→ **TASK TO COMPLETE**
What is the number of lines below that contain the word "Browse"? Give only that number.

**** EXERCISE DATA

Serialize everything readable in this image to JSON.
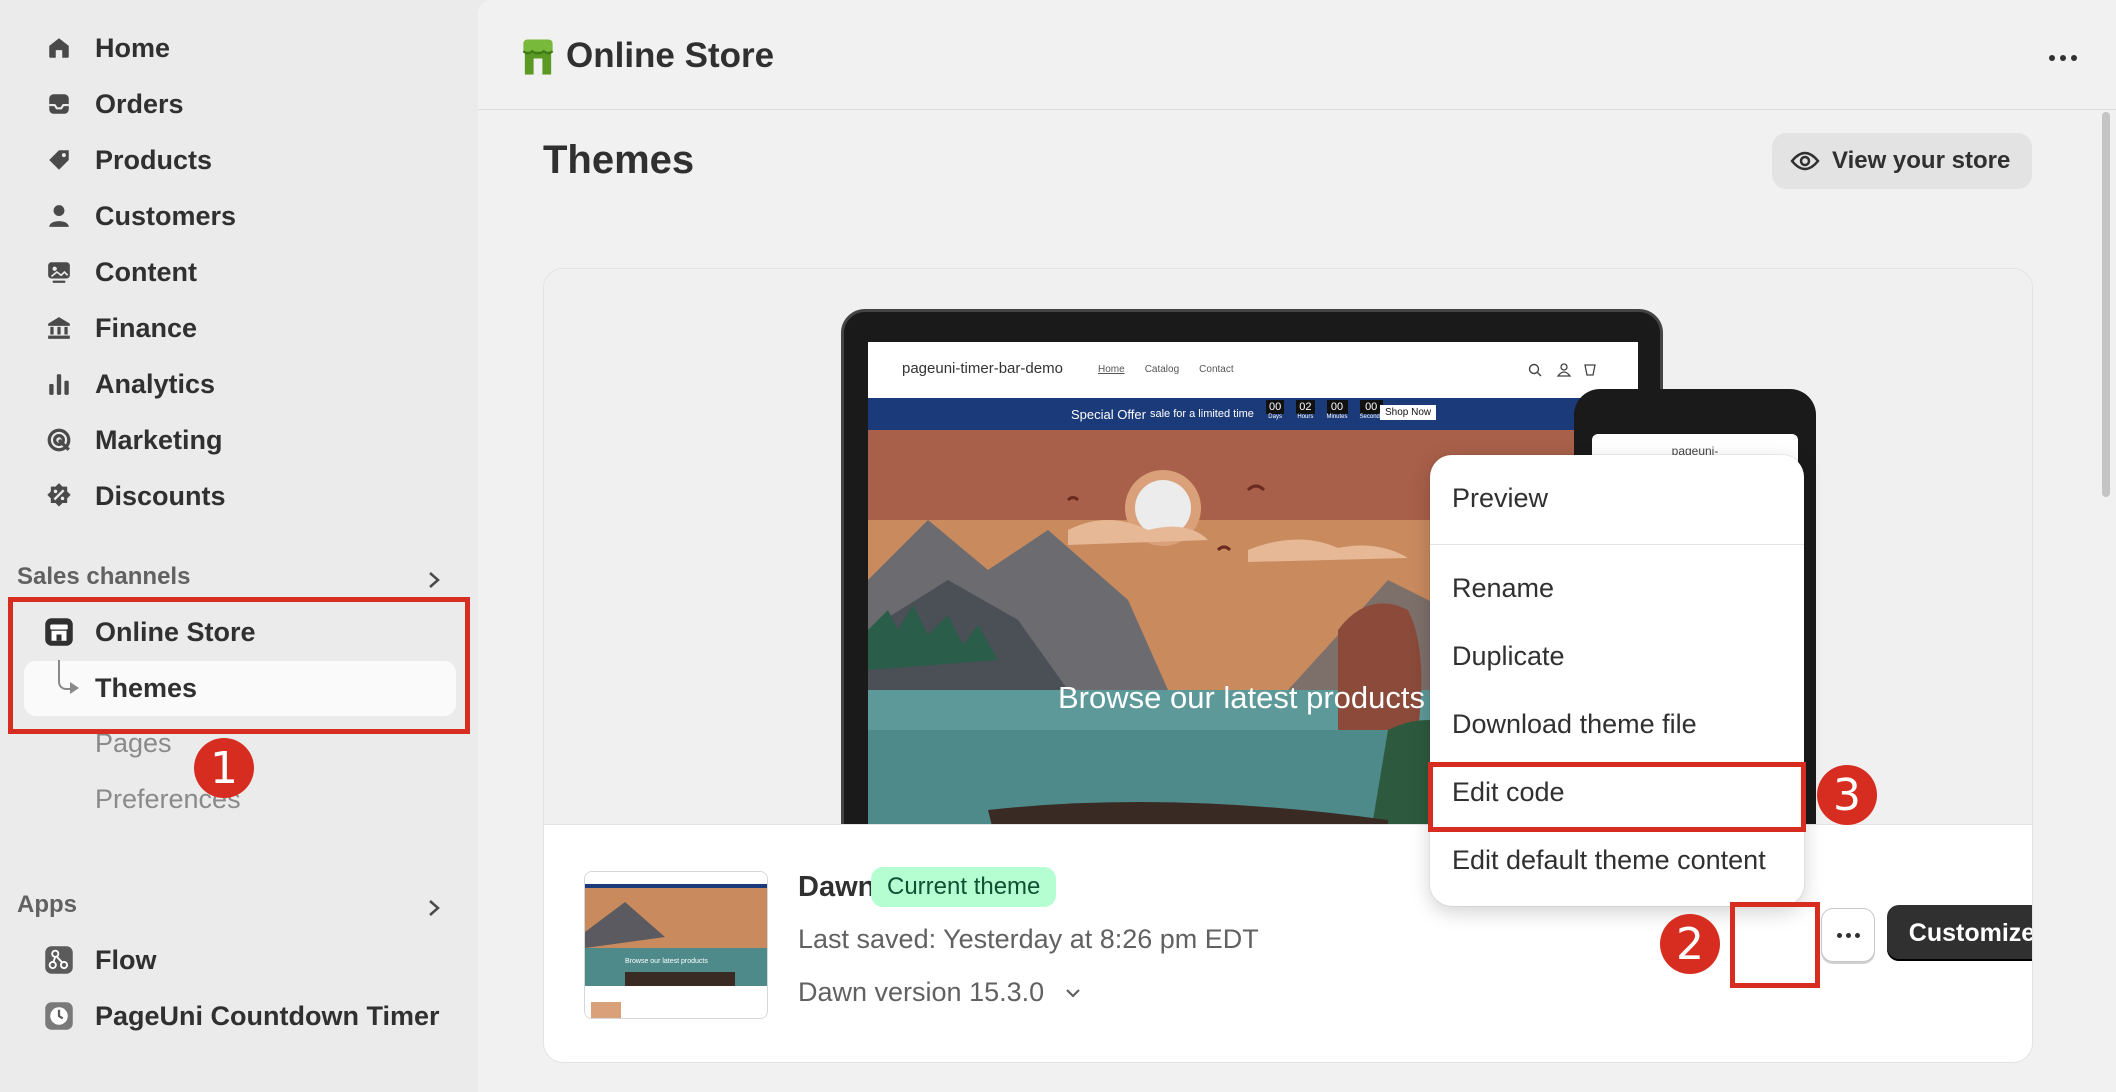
{
  "sidebar": {
    "nav": [
      {
        "label": "Home",
        "icon": "home-icon"
      },
      {
        "label": "Orders",
        "icon": "inbox-icon"
      },
      {
        "label": "Products",
        "icon": "tag-icon"
      },
      {
        "label": "Customers",
        "icon": "person-icon"
      },
      {
        "label": "Content",
        "icon": "image-icon"
      },
      {
        "label": "Finance",
        "icon": "bank-icon"
      },
      {
        "label": "Analytics",
        "icon": "bar-chart-icon"
      },
      {
        "label": "Marketing",
        "icon": "target-icon"
      },
      {
        "label": "Discounts",
        "icon": "discount-icon"
      }
    ],
    "sales_channels_title": "Sales channels",
    "online_store_label": "Online Store",
    "themes_label": "Themes",
    "pages_label": "Pages",
    "preferences_label": "Preferences",
    "apps_title": "Apps",
    "apps": [
      {
        "label": "Flow",
        "icon": "flow-icon"
      },
      {
        "label": "PageUni Countdown Timer",
        "icon": "clock-icon"
      }
    ]
  },
  "header": {
    "title": "Online Store"
  },
  "page": {
    "title": "Themes",
    "view_store_label": "View your store"
  },
  "preview": {
    "site_name": "pageuni-timer-bar-demo",
    "nav_links": [
      "Home",
      "Catalog",
      "Contact"
    ],
    "timer_offer": "Special Offer",
    "timer_sub": "sale for a limited time",
    "timer_digits": [
      "00",
      "02",
      "00",
      "00"
    ],
    "timer_units": [
      "Days",
      "Hours",
      "Minutes",
      "Seconds"
    ],
    "timer_button": "Shop Now",
    "hero_text": "Browse our latest products",
    "phone_text": "pageuni-",
    "thumb_text": "Browse our latest products"
  },
  "theme": {
    "name": "Dawn",
    "badge": "Current theme",
    "last_saved": "Last saved: Yesterday at 8:26 pm EDT",
    "version": "Dawn version 15.3.0",
    "customize_label": "Customize"
  },
  "menu": {
    "items": [
      "Preview",
      "Rename",
      "Duplicate",
      "Download theme file",
      "Edit code",
      "Edit default theme content"
    ]
  },
  "annotations": {
    "step1": "1",
    "step2": "2",
    "step3": "3",
    "color": "#d72c20"
  }
}
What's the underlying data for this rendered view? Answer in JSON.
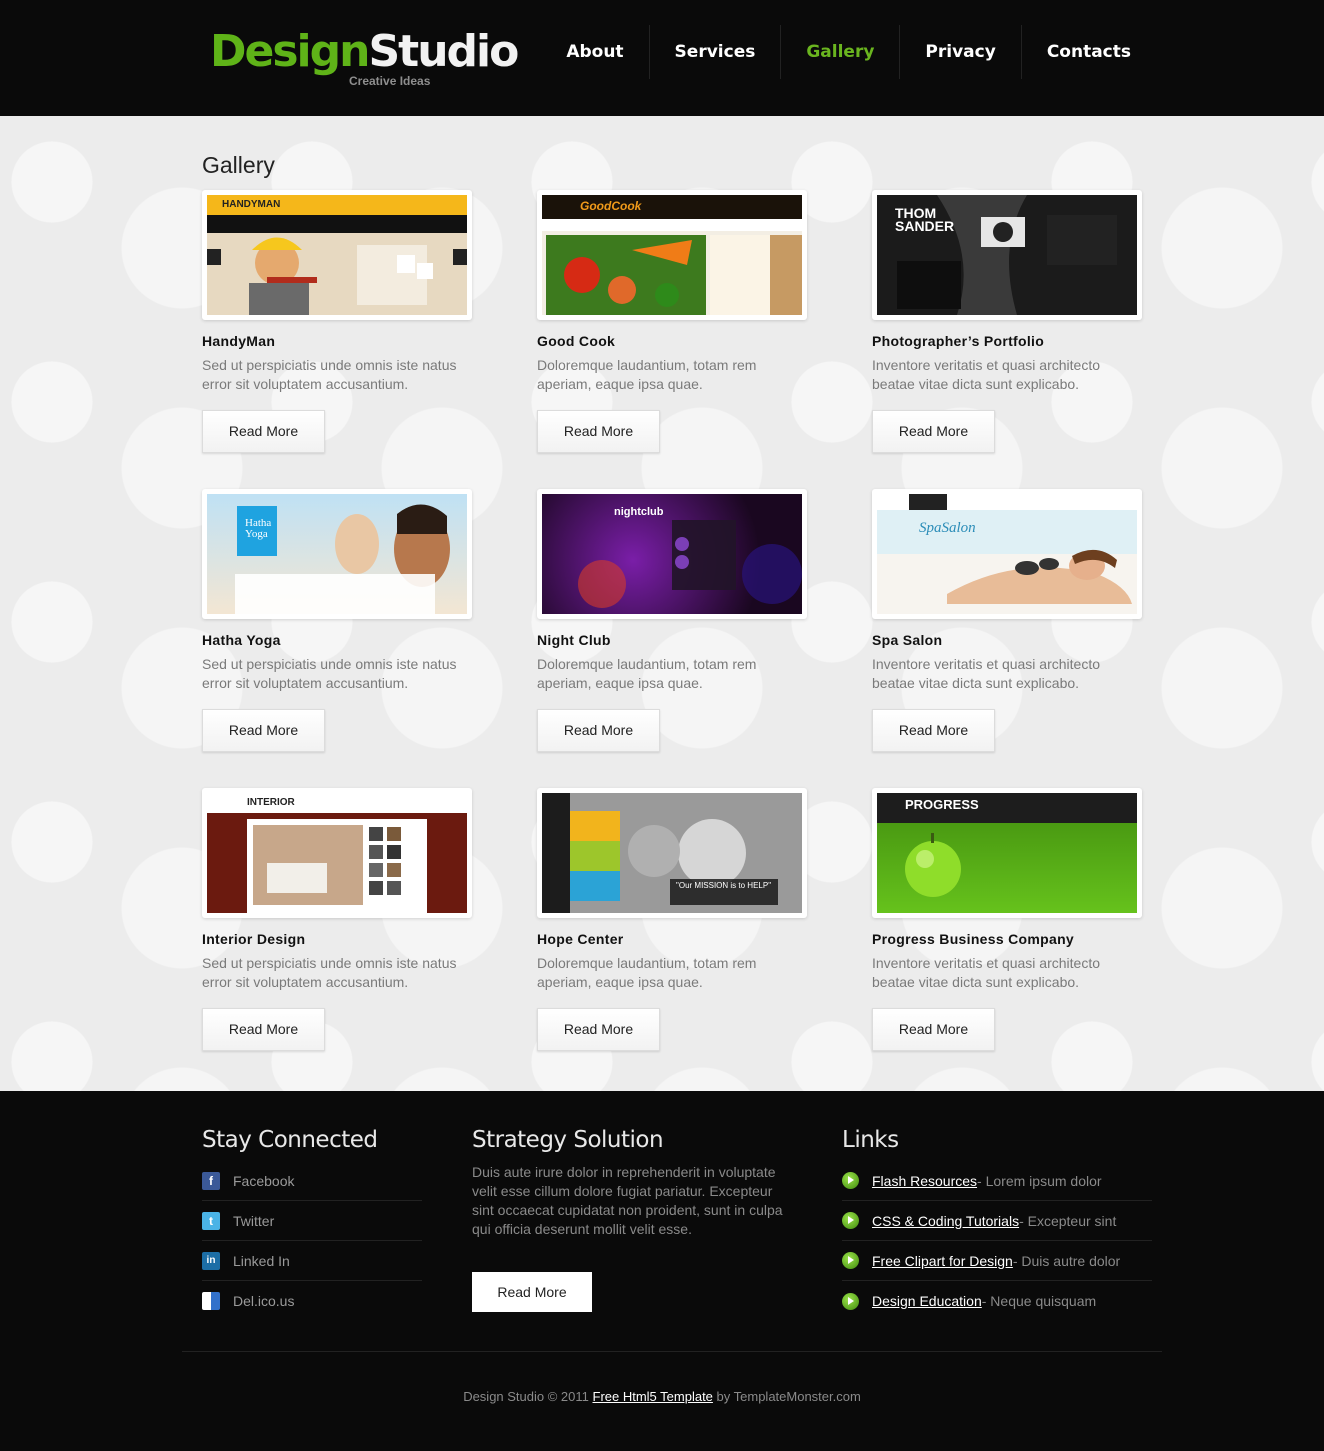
{
  "logo": {
    "part1": "Design",
    "part2": "Studio",
    "tagline": "Creative Ideas"
  },
  "nav": [
    {
      "label": "About",
      "active": false
    },
    {
      "label": "Services",
      "active": false
    },
    {
      "label": "Gallery",
      "active": true
    },
    {
      "label": "Privacy",
      "active": false
    },
    {
      "label": "Contacts",
      "active": false
    }
  ],
  "gallery": {
    "title": "Gallery",
    "read_more": "Read More",
    "items": [
      {
        "title": "HandyMan",
        "desc": "Sed ut perspiciatis unde omnis iste natus error sit voluptatem accusantium.",
        "thumb_label": "HANDYMAN"
      },
      {
        "title": "Good Cook",
        "desc": "Doloremque laudantium, totam rem aperiam, eaque ipsa quae.",
        "thumb_label": "GoodCook"
      },
      {
        "title": "Photographer’s Portfolio",
        "desc": "Inventore veritatis et quasi architecto beatae vitae dicta sunt explicabo.",
        "thumb_label": "THOM SANDER"
      },
      {
        "title": "Hatha Yoga",
        "desc": "Sed ut perspiciatis unde omnis iste natus error sit voluptatem accusantium.",
        "thumb_label": "Hatha Yoga"
      },
      {
        "title": "Night Club",
        "desc": "Doloremque laudantium, totam rem aperiam, eaque ipsa quae.",
        "thumb_label": "nightclub"
      },
      {
        "title": "Spa Salon",
        "desc": "Inventore veritatis et quasi architecto beatae vitae dicta sunt explicabo.",
        "thumb_label": "SpaSalon"
      },
      {
        "title": "Interior Design",
        "desc": "Sed ut perspiciatis unde omnis iste natus error sit voluptatem accusantium.",
        "thumb_label": "INTERIOR"
      },
      {
        "title": "Hope Center",
        "desc": "Doloremque laudantium, totam rem aperiam, eaque ipsa quae.",
        "thumb_label": "\"Our MISSION is to HELP\""
      },
      {
        "title": "Progress Business Company",
        "desc": "Inventore veritatis et quasi architecto beatae vitae dicta sunt explicabo.",
        "thumb_label": "PROGRESS"
      }
    ]
  },
  "footer": {
    "stay_connected": {
      "title": "Stay Connected",
      "items": [
        {
          "label": "Facebook",
          "icon": "facebook-icon",
          "color": "#3b5998"
        },
        {
          "label": "Twitter",
          "icon": "twitter-icon",
          "color": "#4ab3e6"
        },
        {
          "label": "Linked In",
          "icon": "linkedin-icon",
          "color": "#1c6ea6"
        },
        {
          "label": "Del.ico.us",
          "icon": "delicious-icon",
          "color": "#3271cb"
        }
      ]
    },
    "strategy": {
      "title": "Strategy Solution",
      "text": "Duis aute irure dolor in reprehenderit in voluptate velit esse cillum dolore fugiat pariatur. Excepteur sint occaecat cupidatat non proident, sunt in culpa qui officia deserunt mollit velit esse.",
      "button": "Read More"
    },
    "links": {
      "title": "Links",
      "items": [
        {
          "link": "Flash Resources",
          "text": " - Lorem ipsum dolor"
        },
        {
          "link": "CSS & Coding Tutorials",
          "text": " - Excepteur sint"
        },
        {
          "link": "Free Clipart for Design",
          "text": " - Duis autre dolor"
        },
        {
          "link": "Design Education",
          "text": " - Neque quisquam"
        }
      ]
    },
    "copyright": {
      "prefix": "Design Studio © 2011 ",
      "link": "Free Html5 Template",
      "suffix": " by TemplateMonster.com"
    }
  },
  "colors": {
    "accent": "#5fb318",
    "header_bg": "#0a0a0a",
    "main_bg": "#ececec"
  }
}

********

→ **YOUR SOLUTION**
2